- The majority of these have been administrative, corrected quickly and not associated with any release into commerce or persistence in the environment.
- In 2008, APHIS initiated the practice of providing formal responses to all reported incidents; since 2008, the incidents which APHIS deemed to be non-compliant in relation to all incidents self-reported represent 0.25 percent of all field trials.
- In the rare cases where there was a potential for a loss of containment at a field trial site, Monsanto immediately notified the appropriate agencies and took remedial measures to re-establish containment and prevent persistence in the environment. In these cases, the appropriate agencies have never concluded there were environmental or health concerns.
The overall low ratio of APHIS determinations of non-compliance to Monsanto field trials conducted demonstrates that, as a whole, Monsanto’s compliance program has resulted in a high volume of successfully managed field trials.

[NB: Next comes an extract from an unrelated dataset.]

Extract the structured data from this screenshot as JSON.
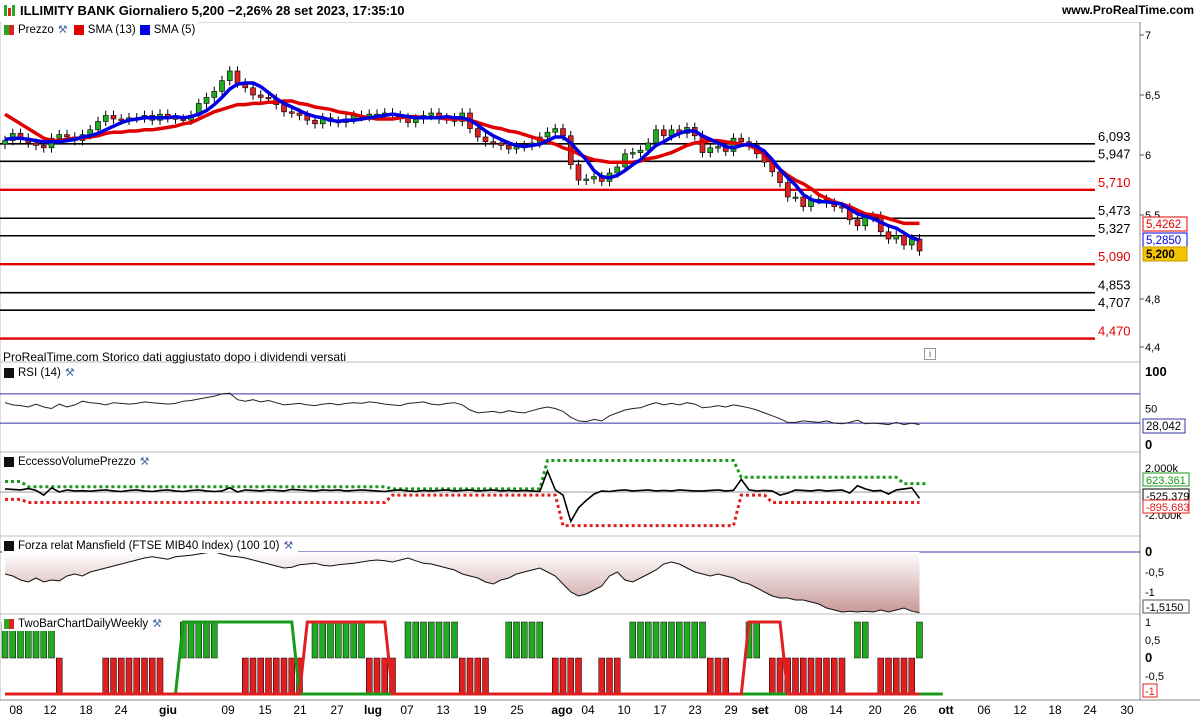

USDA’s field trial program oversight has been effective in preventing GMO traits that are being field tested from escaping or persisting in the broader environment. Monsanto is committed to meeting or exceeding all government regulations governing field trials, and we self-report potential compliance deviations. This combination of comprehensive regulatory oversight and voluntary programs to build, maintain, and independently verify quality management systems has been extremely effective in preventing the unintended release of GMO crops into commerce or the environment.
Updated September 2014